When Moog Music dropped the Animoog app back in 2011, it was a stroke of digital genius. Here was a boutique analog synthesizer company confidently and unapologetically wading into virtual synthesis—and for the mobile age, no less. Earlier this week, Moog announced the release of the Moog Model 15 app, an iOS recreation of the company’s iconic 1970’s modular synthesizer. This makes it Moog’s first modular synthesizer—and synthesis educational tool—for iOS mobile devices.
With Moog Model 15, Moog created a virtual replica of its vintage hardware namesake, which was housed in a handsome carrying case equipped with a keyboard. After three years of research and development, Moog managed to craft a faithful virtual recreation of the original hardware’s 921-series oscillators, 904A Low Pass Filter, and 907 Fixed Filter Bank. They also got legendary electronic musician and five-time Grammy nominee Suzanne Ciani, famed for her work with modular synthesis, to create some synth patches for the app’s free expansion pack (more on her below).
“Patching a Moog modular is a joyful experience that not everyone gets the opportunity to have,” Moog Music’s Senior Software Engineer Geert Bevin tells The Creators Project. “Our goal with this app was to give the magic of that discovery and the power of modular sound design to more people. Getting it right required both extreme attention to the visuals and the interaction, as well as to the sonic signature of the synth.”
“Thanks to Apple's Metal graphics engine, we were able to put the GPU in charge of all the heavy lifting, and provide retina renderings that can smoothly and instantly zoom all the way in and out on the modular,” he adds. “While offering incredible graphical detail, this also offered us with a lot more CPU power for audio processing.”
With most of the CPU available to do audio processing, Moog was able to carefully analyze the analog behavior of the original Model 15 for each module, then create real-time simulations that behave very similarly.

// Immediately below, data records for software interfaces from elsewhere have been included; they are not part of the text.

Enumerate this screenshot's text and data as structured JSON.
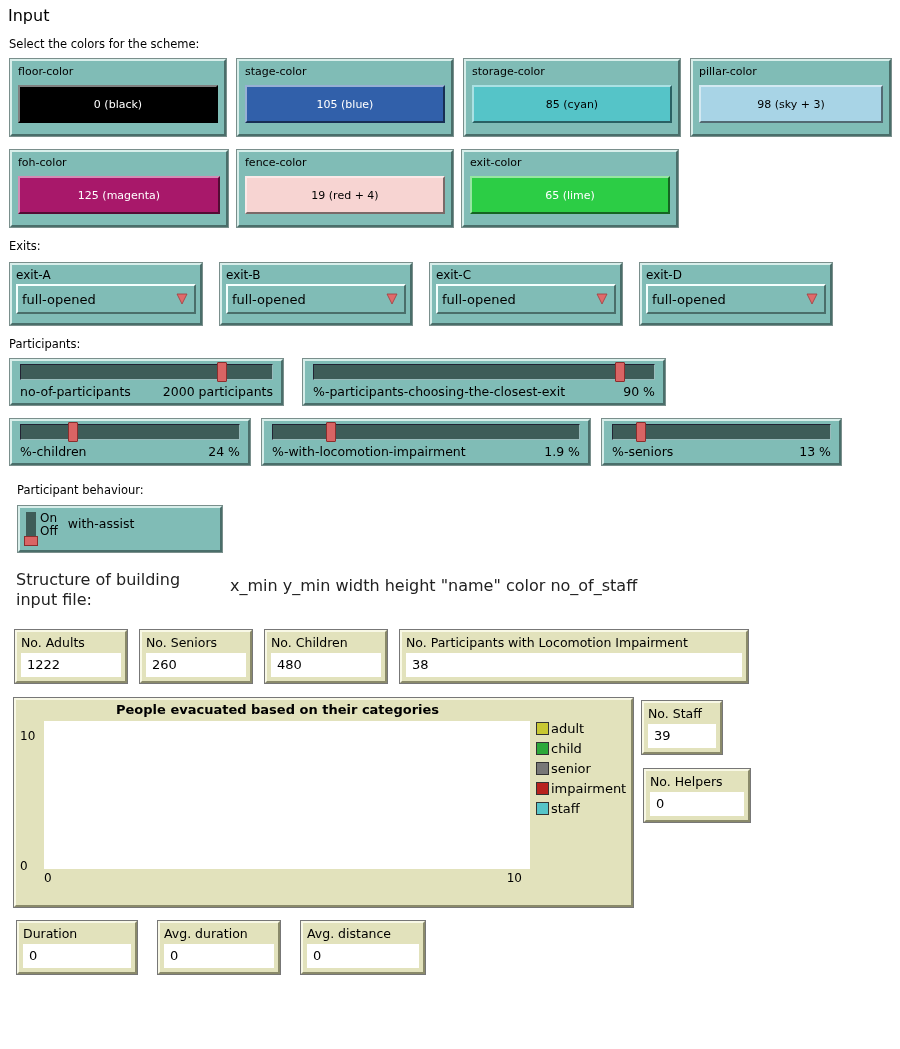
{
  "heading": "Input",
  "colors_label": "Select the colors for the scheme:",
  "color_choosers": [
    {
      "label": "floor-color",
      "value": "0 (black)",
      "color": "#000000"
    },
    {
      "label": "stage-color",
      "value": "105 (blue)",
      "color": "#3160aa"
    },
    {
      "label": "storage-color",
      "value": "85 (cyan)",
      "color": "#55c4c8"
    },
    {
      "label": "pillar-color",
      "value": "98 (sky + 3)",
      "color": "#a8d4e6"
    },
    {
      "label": "foh-color",
      "value": "125 (magenta)",
      "color": "#a8186a"
    },
    {
      "label": "fence-color",
      "value": "19 (red + 4)",
      "color": "#f7d4d2"
    },
    {
      "label": "exit-color",
      "value": "65 (lime)",
      "color": "#2ccd45"
    }
  ],
  "exits_label": "Exits:",
  "exits": [
    {
      "label": "exit-A",
      "value": "full-opened"
    },
    {
      "label": "exit-B",
      "value": "full-opened"
    },
    {
      "label": "exit-C",
      "value": "full-opened"
    },
    {
      "label": "exit-D",
      "value": "full-opened"
    }
  ],
  "participants_label": "Participants:",
  "sliders": [
    {
      "label": "no-of-participants",
      "reading": "2000 participants",
      "level": 0.8
    },
    {
      "label": "%-participants-choosing-the-closest-exit",
      "reading": "90 %",
      "level": 0.9
    },
    {
      "label": "%-children",
      "reading": "24 %",
      "level": 0.24
    },
    {
      "label": "%-with-locomotion-impairment",
      "reading": "1.9 %",
      "level": 0.19
    },
    {
      "label": "%-seniors",
      "reading": "13 %",
      "level": 0.13
    }
  ],
  "behaviour_label": "Participant behaviour:",
  "switch": {
    "on_label": "On",
    "off_label": "Off",
    "label": "with-assist",
    "on": false
  },
  "structure_label": "Structure of building input file:",
  "structure_format": "x_min y_min width height \"name\" color no_of_staff",
  "monitors": [
    {
      "label": "No. Adults",
      "value": "1222"
    },
    {
      "label": "No. Seniors",
      "value": "260"
    },
    {
      "label": "No. Children",
      "value": "480"
    },
    {
      "label": "No. Participants with Locomotion Impairment",
      "value": "38"
    }
  ],
  "plot": {
    "title": "People evacuated based on their categories",
    "y_max": "10",
    "y_min": "0",
    "x_min": "0",
    "x_max": "10",
    "legend": [
      {
        "name": "adult",
        "color": "#c8c832"
      },
      {
        "name": "child",
        "color": "#2ca83a"
      },
      {
        "name": "senior",
        "color": "#777777"
      },
      {
        "name": "impairment",
        "color": "#b8221e"
      },
      {
        "name": "staff",
        "color": "#55c4c8"
      }
    ]
  },
  "side_monitors": [
    {
      "label": "No. Staff",
      "value": "39"
    },
    {
      "label": "No. Helpers",
      "value": "0"
    }
  ],
  "bottom_monitors": [
    {
      "label": "Duration",
      "value": "0"
    },
    {
      "label": "Avg. duration",
      "value": "0"
    },
    {
      "label": "Avg. distance",
      "value": "0"
    }
  ]
}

Constant and fast recalculations provide FM synthesis capabilities through the entire app, while the 64-bit processing of newer iOS devices allowed Moog to design algorithms that work equally well in monophonic and 4-voice polyphonic mode. And since it’s modular, Bevin says Moog wanted it to interact with everything in the iOS world, so there are Audio Bridge and MIDI Bridge modules, and it integrates with Ableton Link, AudioCopy and AudioShare to get sounds out of the mobile device and onto a computer.
While Ciani didn’t help design the Moog Modular 15 app, her sonic imprint is on it in the form of the free patches. (Watch her play a mesmerizing melodic progression on one of her pitches in a Moog video below.) Ciani had some early experience with the Moog modulars in 1969 and 1970, and tells The Creators Project that the San Francisco Tape Music Center loaned her a large three-panel modular for a month one summer. She also took a course with electronic pioneers Paul Beaver and Bernie Kraus at the U.C. Berkeley’s graduate music department so that she could play their new Moog, but the duo ultimately decided not to let her.

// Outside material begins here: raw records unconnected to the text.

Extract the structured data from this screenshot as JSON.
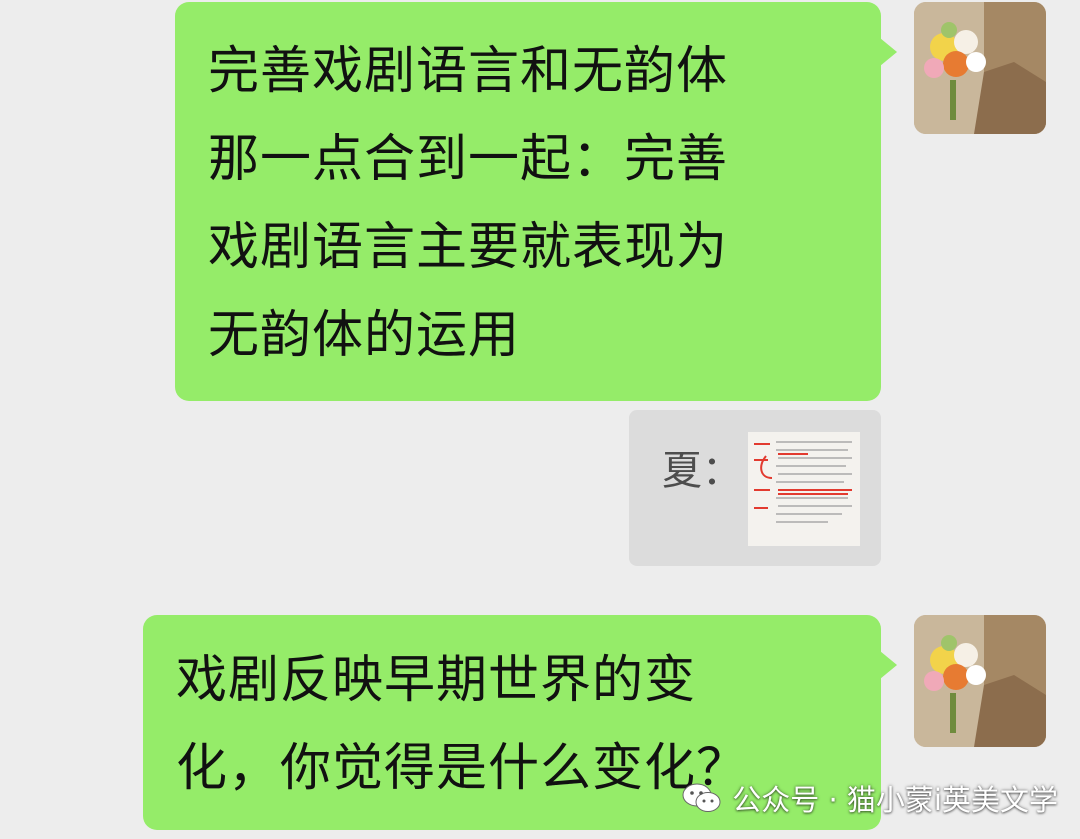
{
  "messages": [
    {
      "sender": "self",
      "lines": [
        "完善戏剧语言和无韵体",
        "那一点合到一起：完善",
        "戏剧语言主要就表现为",
        "无韵体的运用"
      ]
    },
    {
      "sender": "self",
      "lines": [
        "戏剧反映早期世界的变",
        "化，你觉得是什么变化？"
      ]
    }
  ],
  "quote": {
    "speaker": "夏：",
    "thumbnail_icon": "handwritten-notes-image"
  },
  "watermark": {
    "icon": "wechat-icon",
    "text": "公众号 · 猫小蒙i英美文学"
  },
  "colors": {
    "background": "#ededed",
    "bubble_self": "#95ec69",
    "quote_bg": "#dcdcdc"
  }
}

Ciani says that modular synthesizers have always been attractive to her for the degree of control they afford the player.
“I prefer to control the sound with a variety of control voltages and not a ‘black & white’ keyboard,” she says. “I am more interested in the way the sound can move than in the particular timbre of the sound. Modular gives an open architecture that lets you configure a patch in a creative way.”

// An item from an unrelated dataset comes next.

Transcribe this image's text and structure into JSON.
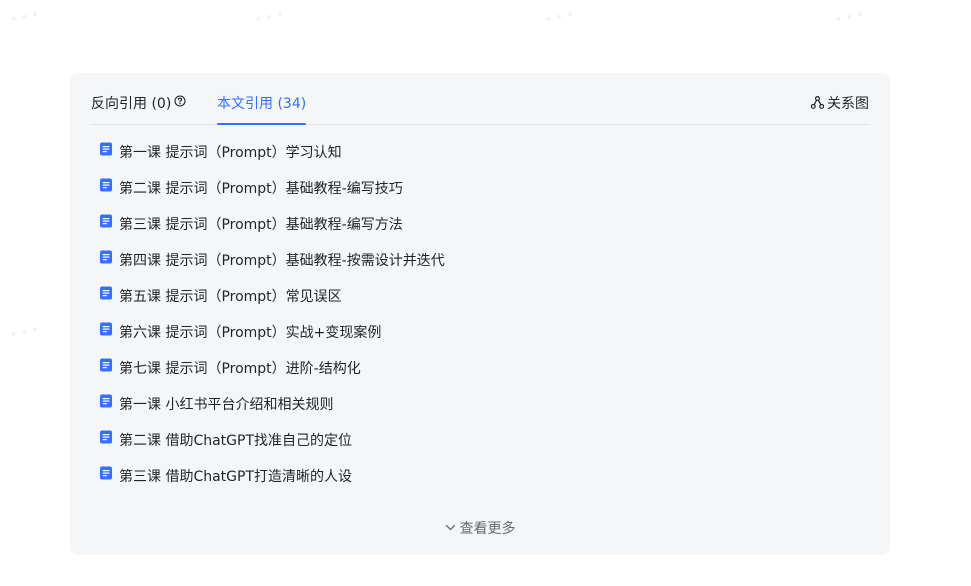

When Moog was developing the Modular 15, they wanted to reach back historically to someone who had played the original modular back in the day. That’s where Ciani came in. She describes her work on the patches as something of a homecoming for her.
“The app is so beautifully designed—I was designing patches within minutes of getting my hands on it,” says Ciani.“I made sounds that interested me: waves, birds, big sustained bass sounds, solo melodic voices, chimes, percussion. And [I] was attracted to the arpeggiator possibilities that allowed me to create looping/rhythmic patterns.”
“I am really in awe of the sound of this app—it seems like the real thing,” she adds. “And playing it, creating patches, is fast, intuitive and straightforward—even easier than using the 1/4" patch cords of yore. And it looks great, so spending time with it is a pure delight. I was able to put together most of my sounds while sitting on an airplane with a good pair of headphones.”
To believe that a new generation of electronic musicians could learn modular synthesis digitally and on the road would have been fairly unthinkable a decade ago. It’s not that it was an impossible effort, but it definitely wasn’t a concern. Thankfully, digital technology is making a lot of things possible when it comes to synthesis.
Bevin says there is a strong desire within the musician community to use modular synthesizers, but the platform has a very steep learning curve. On top of that, few have access to these rare beasts. Moog simply can’t get a ton of hardware modulars into people’s hands, but what they can do is create viable virtual alternatives.
Moog’s hope, according to Bevin, is that “the built-in tutorial preset system and the tutorials we created, the app became an ideal platform to teach all experience levels about modular synthesis on what we think is a very close approximation of the experience one would have with hardware.”
Click here to listen to Suzanne Ciani’s full composition on the Moog Modular 15 app.